━━━ Recorded data
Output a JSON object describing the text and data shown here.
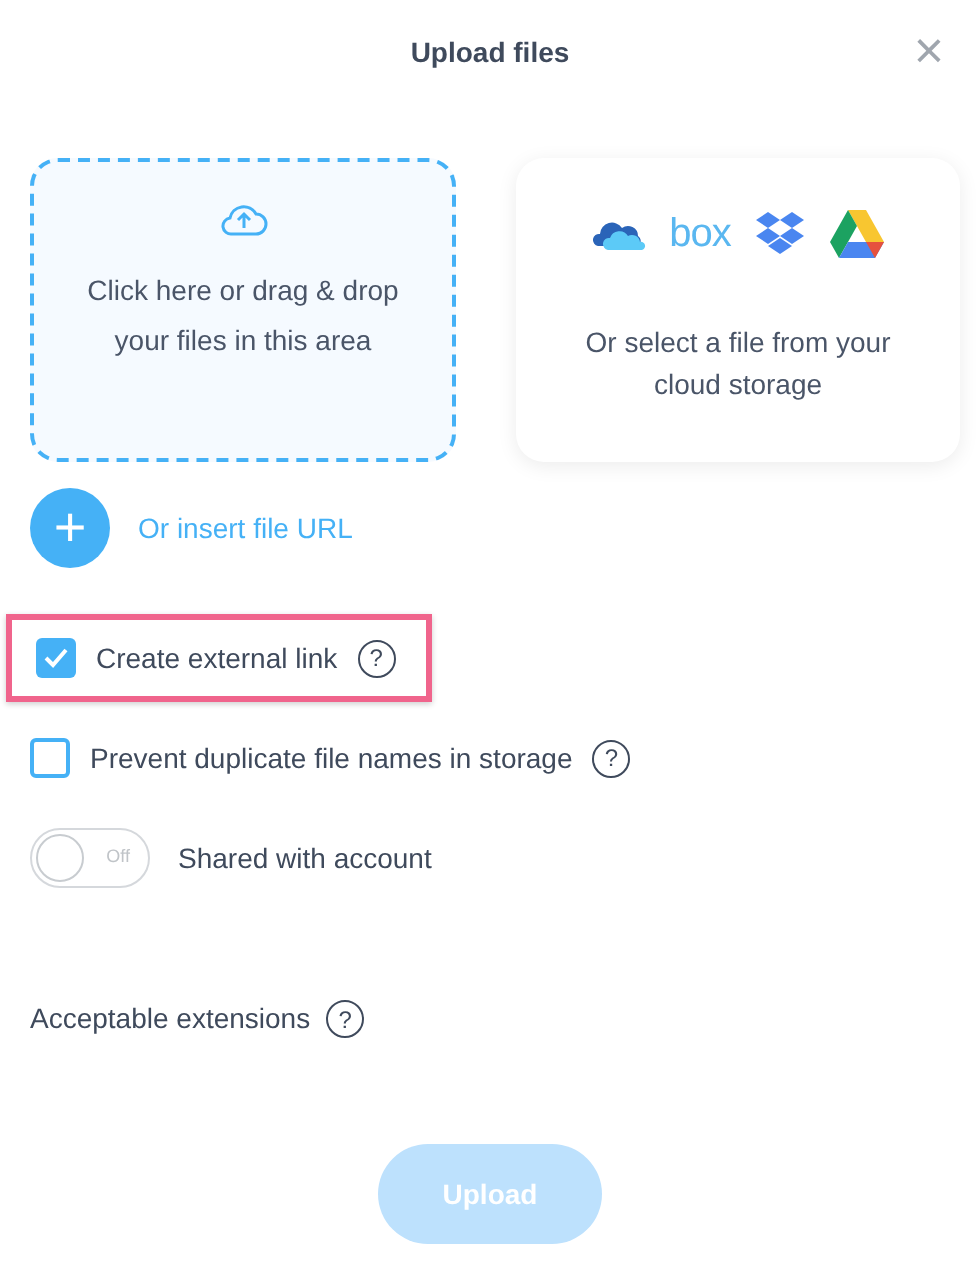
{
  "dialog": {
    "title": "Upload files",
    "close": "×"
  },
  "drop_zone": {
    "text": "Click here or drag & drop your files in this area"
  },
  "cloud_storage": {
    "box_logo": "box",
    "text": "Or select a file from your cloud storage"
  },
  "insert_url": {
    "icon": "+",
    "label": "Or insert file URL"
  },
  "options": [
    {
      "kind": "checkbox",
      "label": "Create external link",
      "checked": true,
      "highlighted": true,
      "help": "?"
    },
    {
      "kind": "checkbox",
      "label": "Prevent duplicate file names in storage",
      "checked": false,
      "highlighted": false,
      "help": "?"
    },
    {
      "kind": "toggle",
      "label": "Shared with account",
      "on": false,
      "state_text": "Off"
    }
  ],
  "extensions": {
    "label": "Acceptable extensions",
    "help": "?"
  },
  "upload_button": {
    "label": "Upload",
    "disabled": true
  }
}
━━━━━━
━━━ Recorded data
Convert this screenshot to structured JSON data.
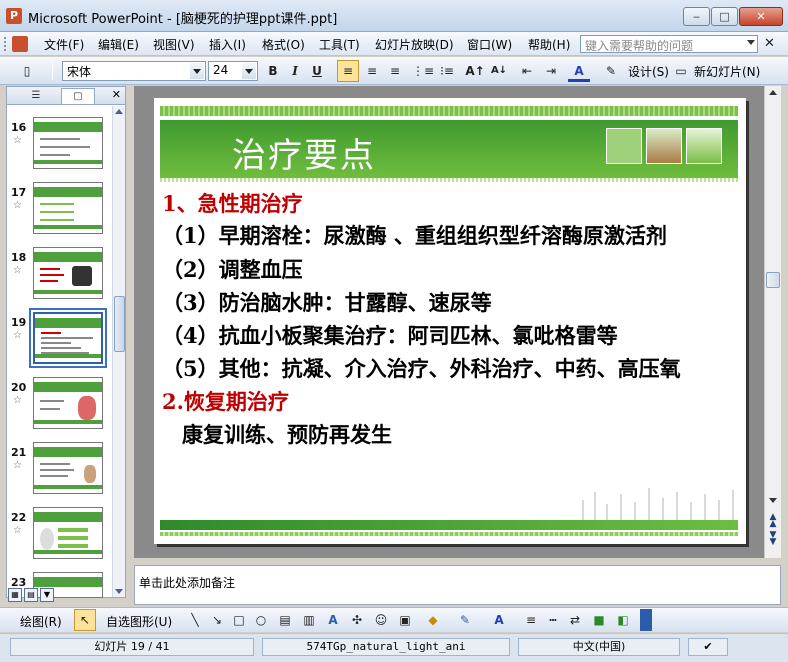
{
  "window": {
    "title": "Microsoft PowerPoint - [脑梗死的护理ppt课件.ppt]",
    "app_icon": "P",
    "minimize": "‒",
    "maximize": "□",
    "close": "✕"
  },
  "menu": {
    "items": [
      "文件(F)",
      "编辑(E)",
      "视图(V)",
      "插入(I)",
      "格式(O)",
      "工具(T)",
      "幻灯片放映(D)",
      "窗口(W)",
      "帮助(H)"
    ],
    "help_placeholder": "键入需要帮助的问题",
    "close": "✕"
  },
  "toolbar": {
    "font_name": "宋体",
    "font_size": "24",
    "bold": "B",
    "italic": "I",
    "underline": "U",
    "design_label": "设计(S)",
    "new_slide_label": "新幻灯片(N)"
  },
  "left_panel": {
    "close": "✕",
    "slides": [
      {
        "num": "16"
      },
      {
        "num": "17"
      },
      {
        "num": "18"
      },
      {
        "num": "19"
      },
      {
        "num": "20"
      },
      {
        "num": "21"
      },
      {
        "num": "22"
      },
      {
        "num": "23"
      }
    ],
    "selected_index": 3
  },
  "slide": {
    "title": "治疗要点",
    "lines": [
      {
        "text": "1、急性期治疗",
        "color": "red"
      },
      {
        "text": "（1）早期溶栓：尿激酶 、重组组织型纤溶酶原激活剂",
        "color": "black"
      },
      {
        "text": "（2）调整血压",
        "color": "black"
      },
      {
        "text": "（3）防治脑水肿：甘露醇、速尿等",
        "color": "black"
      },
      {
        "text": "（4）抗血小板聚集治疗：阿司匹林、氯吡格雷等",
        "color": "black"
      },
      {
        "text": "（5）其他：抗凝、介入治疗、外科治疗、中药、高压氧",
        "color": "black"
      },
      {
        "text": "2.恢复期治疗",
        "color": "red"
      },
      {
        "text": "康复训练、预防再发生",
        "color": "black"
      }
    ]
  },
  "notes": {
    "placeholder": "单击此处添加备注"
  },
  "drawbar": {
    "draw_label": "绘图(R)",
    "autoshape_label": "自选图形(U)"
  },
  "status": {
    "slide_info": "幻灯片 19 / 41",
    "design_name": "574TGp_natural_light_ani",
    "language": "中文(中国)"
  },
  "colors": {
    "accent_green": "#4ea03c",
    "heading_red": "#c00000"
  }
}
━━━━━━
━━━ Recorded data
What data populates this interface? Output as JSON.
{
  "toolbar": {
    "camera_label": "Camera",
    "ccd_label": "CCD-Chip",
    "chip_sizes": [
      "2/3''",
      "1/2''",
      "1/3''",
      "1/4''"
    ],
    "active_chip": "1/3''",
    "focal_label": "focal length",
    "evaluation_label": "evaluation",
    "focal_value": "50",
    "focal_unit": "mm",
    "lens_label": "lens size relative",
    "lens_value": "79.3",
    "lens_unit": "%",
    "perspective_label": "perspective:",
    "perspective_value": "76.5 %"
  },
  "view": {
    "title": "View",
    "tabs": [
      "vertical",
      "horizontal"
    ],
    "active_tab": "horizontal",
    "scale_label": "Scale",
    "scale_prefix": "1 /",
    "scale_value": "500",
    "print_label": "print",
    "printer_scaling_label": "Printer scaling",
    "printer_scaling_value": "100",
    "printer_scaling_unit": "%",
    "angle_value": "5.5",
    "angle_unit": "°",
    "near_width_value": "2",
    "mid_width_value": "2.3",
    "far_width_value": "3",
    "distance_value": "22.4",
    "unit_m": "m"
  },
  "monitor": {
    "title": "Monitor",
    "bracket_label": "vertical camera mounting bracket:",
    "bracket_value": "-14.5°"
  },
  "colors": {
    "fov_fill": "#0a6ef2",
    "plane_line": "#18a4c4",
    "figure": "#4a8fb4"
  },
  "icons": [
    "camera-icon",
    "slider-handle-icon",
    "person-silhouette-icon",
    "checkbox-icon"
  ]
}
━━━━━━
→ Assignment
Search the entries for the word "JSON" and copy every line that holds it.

→ Your response
Output a JSON object describing the text and data shown here.
Convert this screenshot to structured JSON data.
What data populates this interface? Output as JSON.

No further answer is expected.